---------- Input records ----------

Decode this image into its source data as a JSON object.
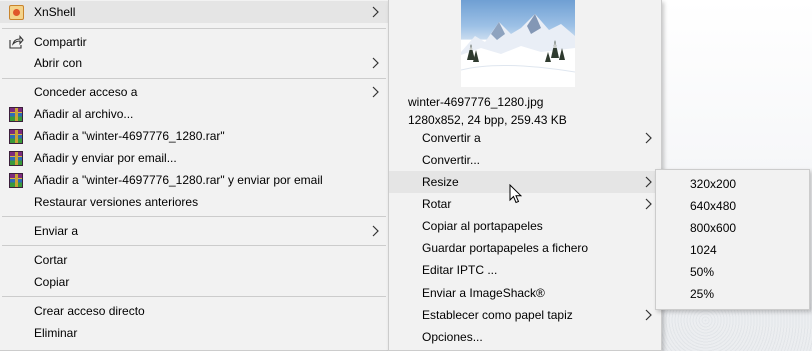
{
  "main_menu": {
    "xnshell": "XnShell",
    "compartir": "Compartir",
    "abrir_con": "Abrir con",
    "conceder_acceso": "Conceder acceso a",
    "anadir_archivo": "Añadir al archivo...",
    "anadir_rar": "Añadir a \"winter-4697776_1280.rar\"",
    "anadir_enviar_email": "Añadir y enviar por email...",
    "anadir_rar_email": "Añadir a \"winter-4697776_1280.rar\" y enviar por email",
    "restaurar": "Restaurar versiones anteriores",
    "enviar_a": "Enviar a",
    "cortar": "Cortar",
    "copiar": "Copiar",
    "crear_acceso": "Crear acceso directo",
    "eliminar": "Eliminar"
  },
  "xn_menu": {
    "filename": "winter-4697776_1280.jpg",
    "details": "1280x852, 24 bpp, 259.43 KB",
    "convertir_a": "Convertir a",
    "convertir": "Convertir...",
    "resize": "Resize",
    "rotar": "Rotar",
    "copiar_portapapeles": "Copiar al portapapeles",
    "guardar_portapapeles": "Guardar portapapeles a fichero",
    "editar_iptc": "Editar IPTC ...",
    "enviar_imageshack": "Enviar a ImageShack®",
    "establecer_papel": "Establecer como papel tapiz",
    "opciones": "Opciones..."
  },
  "resize_menu": {
    "items": [
      "320x200",
      "640x480",
      "800x600",
      "1024",
      "50%",
      "25%"
    ]
  },
  "icons": {
    "xnshell": "xnshell-icon",
    "share": "share-icon",
    "rar": "winrar-icon",
    "submenu": "chevron-right-icon",
    "cursor": "mouse-cursor-icon"
  }
}
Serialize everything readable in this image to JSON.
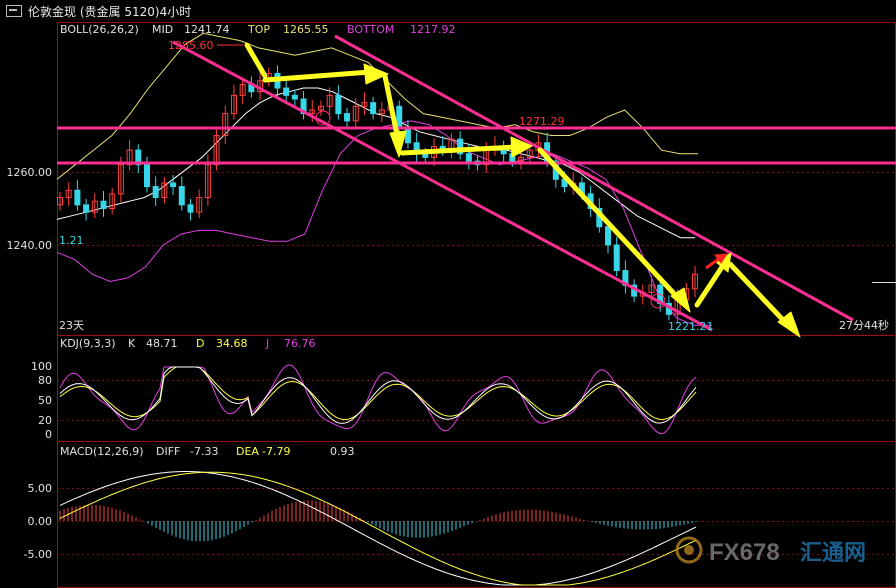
{
  "window": {
    "title_left": "伦敦金现",
    "title_mid": "(贵金属",
    "title_right": "5120)4小时"
  },
  "colors": {
    "up": "#ff4040",
    "down": "#37d6e8",
    "boll_mid": "#ffffff",
    "boll_top": "#e8e070",
    "boll_bottom": "#e040e0",
    "channel": "#ff2e92",
    "arrow": "#ffff22",
    "k": "#ffffff",
    "d": "#ffff44",
    "j": "#e040e0",
    "grid": "#8a1010"
  },
  "main_panel": {
    "indicator": "BOLL(26,26,2)",
    "mid_label": "MID",
    "mid_value": "1241.74",
    "top_label": "TOP",
    "top_value": "1265.55",
    "bottom_label": "BOTTOM",
    "bottom_value": "1217.92",
    "y_ticks": [
      "1260.00",
      "1240.00"
    ],
    "left_edge_label": "1.21",
    "days_label": "23天",
    "countdown": "27分44秒",
    "high_annotation": "1285.60",
    "mid_annotation": "1271.29",
    "low_annotation": "1221.21"
  },
  "kdj_panel": {
    "indicator": "KDJ(9,3,3)",
    "k_label": "K",
    "k_value": "48.71",
    "d_label": "D",
    "d_value": "34.68",
    "j_label": "J",
    "j_value": "76.76",
    "y_ticks": [
      "100",
      "80",
      "50",
      "20",
      "0"
    ]
  },
  "macd_panel": {
    "indicator": "MACD(12,26,9)",
    "diff_label": "DIFF",
    "diff_value": "-7.33",
    "dea_label": "DEA",
    "dea_value": "-7.79",
    "macd_value": "0.93",
    "y_ticks": [
      "5.00",
      "0.00",
      "-5.00"
    ]
  },
  "watermark": {
    "brand": "FX678",
    "cn": "汇通网"
  },
  "chart_data": {
    "type": "candlestick",
    "close": [
      1253,
      1255,
      1251,
      1249,
      1252,
      1250,
      1254,
      1262,
      1266,
      1262,
      1256,
      1253,
      1257,
      1256,
      1251,
      1249,
      1253,
      1262,
      1270,
      1276,
      1281,
      1284,
      1282,
      1285,
      1287,
      1283,
      1281,
      1280,
      1276,
      1277,
      1278,
      1281,
      1276,
      1274,
      1278,
      1279,
      1276,
      1277,
      1278,
      1272,
      1268,
      1265,
      1264,
      1267,
      1266,
      1269,
      1265,
      1263,
      1262,
      1266,
      1267,
      1265,
      1263,
      1264,
      1266,
      1268,
      1263,
      1258,
      1256,
      1257,
      1254,
      1250,
      1245,
      1240,
      1233,
      1229,
      1226,
      1227,
      1229,
      1224,
      1221,
      1225,
      1228,
      1232
    ],
    "boll": {
      "mid": [
        1247,
        1248,
        1249,
        1250,
        1251,
        1252,
        1253,
        1255,
        1258,
        1261,
        1264,
        1268,
        1272,
        1276,
        1279,
        1281,
        1282,
        1283,
        1283,
        1282,
        1280,
        1278,
        1276,
        1275,
        1273,
        1271,
        1270,
        1269,
        1268,
        1267,
        1266,
        1266,
        1265,
        1264,
        1263,
        1262,
        1260,
        1257,
        1254,
        1251,
        1248,
        1246,
        1244,
        1242,
        1242
      ],
      "top": [
        1258,
        1262,
        1266,
        1270,
        1276,
        1283,
        1289,
        1295,
        1298,
        1297,
        1296,
        1294,
        1293,
        1292,
        1293,
        1294,
        1292,
        1290,
        1285,
        1280,
        1276,
        1275,
        1274,
        1273,
        1272,
        1273,
        1271,
        1270,
        1270,
        1272,
        1275,
        1277,
        1272,
        1266,
        1265,
        1265
      ],
      "bottom": [
        1238,
        1236,
        1232,
        1230,
        1231,
        1234,
        1240,
        1243,
        1244,
        1244,
        1243,
        1242,
        1241,
        1241,
        1243,
        1255,
        1265,
        1270,
        1272,
        1273,
        1274,
        1273,
        1270,
        1266,
        1264,
        1262,
        1263,
        1264,
        1265,
        1263,
        1261,
        1258,
        1250,
        1238,
        1226,
        1220,
        1218,
        1218
      ]
    },
    "kdj_range": [
      0,
      100
    ],
    "kdj_last": {
      "K": 48.71,
      "D": 34.68,
      "J": 76.76
    },
    "macd_range": [
      -5,
      5
    ],
    "macd_last": {
      "DIFF": -7.33,
      "DEA": -7.79,
      "MACD": 0.93
    }
  }
}
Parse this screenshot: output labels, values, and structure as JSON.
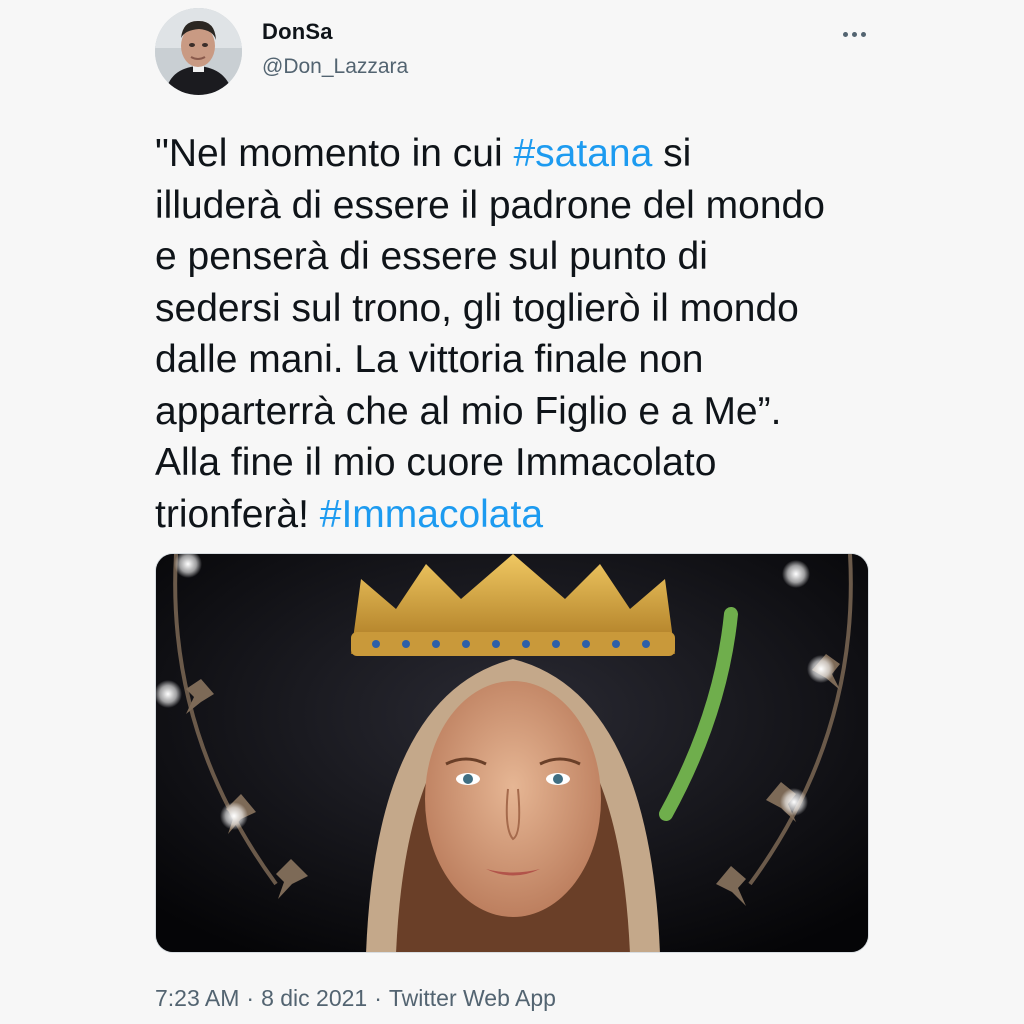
{
  "author": {
    "display_name": "DonSa",
    "handle": "@Don_Lazzara"
  },
  "tweet": {
    "lines": [
      [
        {
          "text": "\"Nel momento in cui ",
          "hashtag": false
        },
        {
          "text": "#satana",
          "hashtag": true
        },
        {
          "text": " si",
          "hashtag": false
        }
      ],
      [
        {
          "text": "illuderà di essere il padrone del mondo",
          "hashtag": false
        }
      ],
      [
        {
          "text": "e penserà di essere sul punto di",
          "hashtag": false
        }
      ],
      [
        {
          "text": "sedersi sul trono, gli toglierò il mondo",
          "hashtag": false
        }
      ],
      [
        {
          "text": "dalle mani. La vittoria finale non",
          "hashtag": false
        }
      ],
      [
        {
          "text": "apparterrà che al mio Figlio e a Me”.",
          "hashtag": false
        }
      ],
      [
        {
          "text": "Alla fine il mio cuore Immacolato",
          "hashtag": false
        }
      ],
      [
        {
          "text": "trionferà! ",
          "hashtag": false
        },
        {
          "text": "#Immacolata",
          "hashtag": true
        }
      ]
    ],
    "hashtag_color": "#1d9bf0"
  },
  "meta": {
    "time": "7:23 AM",
    "separator": "·",
    "date": "8 dic 2021",
    "source": "Twitter Web App"
  },
  "icons": {
    "more": "more-options-icon"
  }
}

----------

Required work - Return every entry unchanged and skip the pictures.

Output of the exercise -
Decode this image into its source data as a JSON object.
{
  "main_menu": {
    "xnshell": "XnShell",
    "compartir": "Compartir",
    "abrir_con": "Abrir con",
    "conceder_acceso": "Conceder acceso a",
    "anadir_archivo": "Añadir al archivo...",
    "anadir_rar": "Añadir a \"winter-4697776_1280.rar\"",
    "anadir_enviar_email": "Añadir y enviar por email...",
    "anadir_rar_email": "Añadir a \"winter-4697776_1280.rar\" y enviar por email",
    "restaurar": "Restaurar versiones anteriores",
    "enviar_a": "Enviar a",
    "cortar": "Cortar",
    "copiar": "Copiar",
    "crear_acceso": "Crear acceso directo",
    "eliminar": "Eliminar"
  },
  "xn_menu": {
    "filename": "winter-4697776_1280.jpg",
    "details": "1280x852, 24 bpp, 259.43 KB",
    "convertir_a": "Convertir a",
    "convertir": "Convertir...",
    "resize": "Resize",
    "rotar": "Rotar",
    "copiar_portapapeles": "Copiar al portapapeles",
    "guardar_portapapeles": "Guardar portapapeles a fichero",
    "editar_iptc": "Editar IPTC ...",
    "enviar_imageshack": "Enviar a ImageShack®",
    "establecer_papel": "Establecer como papel tapiz",
    "opciones": "Opciones..."
  },
  "resize_menu": {
    "items": [
      "320x200",
      "640x480",
      "800x600",
      "1024",
      "50%",
      "25%"
    ]
  },
  "icons": {
    "xnshell": "xnshell-icon",
    "share": "share-icon",
    "rar": "winrar-icon",
    "submenu": "chevron-right-icon",
    "cursor": "mouse-cursor-icon"
  }
}
Serialize everything readable in this image to JSON.
{
  "window": {
    "title_left": "伦敦金现",
    "title_mid": "(贵金属",
    "title_right": "5120)4小时"
  },
  "colors": {
    "up": "#ff4040",
    "down": "#37d6e8",
    "boll_mid": "#ffffff",
    "boll_top": "#e8e070",
    "boll_bottom": "#e040e0",
    "channel": "#ff2e92",
    "arrow": "#ffff22",
    "k": "#ffffff",
    "d": "#ffff44",
    "j": "#e040e0",
    "grid": "#8a1010"
  },
  "main_panel": {
    "indicator": "BOLL(26,26,2)",
    "mid_label": "MID",
    "mid_value": "1241.74",
    "top_label": "TOP",
    "top_value": "1265.55",
    "bottom_label": "BOTTOM",
    "bottom_value": "1217.92",
    "y_ticks": [
      "1260.00",
      "1240.00"
    ],
    "left_edge_label": "1.21",
    "days_label": "23天",
    "countdown": "27分44秒",
    "high_annotation": "1285.60",
    "mid_annotation": "1271.29",
    "low_annotation": "1221.21"
  },
  "kdj_panel": {
    "indicator": "KDJ(9,3,3)",
    "k_label": "K",
    "k_value": "48.71",
    "d_label": "D",
    "d_value": "34.68",
    "j_label": "J",
    "j_value": "76.76",
    "y_ticks": [
      "100",
      "80",
      "50",
      "20",
      "0"
    ]
  },
  "macd_panel": {
    "indicator": "MACD(12,26,9)",
    "diff_label": "DIFF",
    "diff_value": "-7.33",
    "dea_label": "DEA",
    "dea_value": "-7.79",
    "macd_value": "0.93",
    "y_ticks": [
      "5.00",
      "0.00",
      "-5.00"
    ]
  },
  "watermark": {
    "brand": "FX678",
    "cn": "汇通网"
  },
  "chart_data": {
    "type": "candlestick",
    "close": [
      1253,
      1255,
      1251,
      1249,
      1252,
      1250,
      1254,
      1262,
      1266,
      1262,
      1256,
      1253,
      1257,
      1256,
      1251,
      1249,
      1253,
      1262,
      1270,
      1276,
      1281,
      1284,
      1282,
      1285,
      1287,
      1283,
      1281,
      1280,
      1276,
      1277,
      1278,
      1281,
      1276,
      1274,
      1278,
      1279,
      1276,
      1277,
      1278,
      1272,
      1268,
      1265,
      1264,
      1267,
      1266,
      1269,
      1265,
      1263,
      1262,
      1266,
      1267,
      1265,
      1263,
      1264,
      1266,
      1268,
      1263,
      1258,
      1256,
      1257,
      1254,
      1250,
      1245,
      1240,
      1233,
      1229,
      1226,
      1227,
      1229,
      1224,
      1221,
      1225,
      1228,
      1232
    ],
    "boll": {
      "mid": [
        1247,
        1248,
        1249,
        1250,
        1251,
        1252,
        1253,
        1255,
        1258,
        1261,
        1264,
        1268,
        1272,
        1276,
        1279,
        1281,
        1282,
        1283,
        1283,
        1282,
        1280,
        1278,
        1276,
        1275,
        1273,
        1271,
        1270,
        1269,
        1268,
        1267,
        1266,
        1266,
        1265,
        1264,
        1263,
        1262,
        1260,
        1257,
        1254,
        1251,
        1248,
        1246,
        1244,
        1242,
        1242
      ],
      "top": [
        1258,
        1262,
        1266,
        1270,
        1276,
        1283,
        1289,
        1295,
        1298,
        1297,
        1296,
        1294,
        1293,
        1292,
        1293,
        1294,
        1292,
        1290,
        1285,
        1280,
        1276,
        1275,
        1274,
        1273,
        1272,
        1273,
        1271,
        1270,
        1270,
        1272,
        1275,
        1277,
        1272,
        1266,
        1265,
        1265
      ],
      "bottom": [
        1238,
        1236,
        1232,
        1230,
        1231,
        1234,
        1240,
        1243,
        1244,
        1244,
        1243,
        1242,
        1241,
        1241,
        1243,
        1255,
        1265,
        1270,
        1272,
        1273,
        1274,
        1273,
        1270,
        1266,
        1264,
        1262,
        1263,
        1264,
        1265,
        1263,
        1261,
        1258,
        1250,
        1238,
        1226,
        1220,
        1218,
        1218
      ]
    },
    "kdj_range": [
      0,
      100
    ],
    "kdj_last": {
      "K": 48.71,
      "D": 34.68,
      "J": 76.76
    },
    "macd_range": [
      -5,
      5
    ],
    "macd_last": {
      "DIFF": -7.33,
      "DEA": -7.79,
      "MACD": 0.93
    }
  }
}
Parse this screenshot: output labels, values, and structure as JSON.
{
  "author": {
    "display_name": "DonSa",
    "handle": "@Don_Lazzara"
  },
  "tweet": {
    "lines": [
      [
        {
          "text": "\"Nel momento in cui ",
          "hashtag": false
        },
        {
          "text": "#satana",
          "hashtag": true
        },
        {
          "text": " si",
          "hashtag": false
        }
      ],
      [
        {
          "text": "illuderà di essere il padrone del mondo",
          "hashtag": false
        }
      ],
      [
        {
          "text": "e penserà di essere sul punto di",
          "hashtag": false
        }
      ],
      [
        {
          "text": "sedersi sul trono, gli toglierò il mondo",
          "hashtag": false
        }
      ],
      [
        {
          "text": "dalle mani. La vittoria finale non",
          "hashtag": false
        }
      ],
      [
        {
          "text": "apparterrà che al mio Figlio e a Me”.",
          "hashtag": false
        }
      ],
      [
        {
          "text": "Alla fine il mio cuore Immacolato",
          "hashtag": false
        }
      ],
      [
        {
          "text": "trionferà! ",
          "hashtag": false
        },
        {
          "text": "#Immacolata",
          "hashtag": true
        }
      ]
    ],
    "hashtag_color": "#1d9bf0"
  },
  "meta": {
    "time": "7:23 AM",
    "separator": "·",
    "date": "8 dic 2021",
    "source": "Twitter Web App"
  },
  "icons": {
    "more": "more-options-icon"
  }
}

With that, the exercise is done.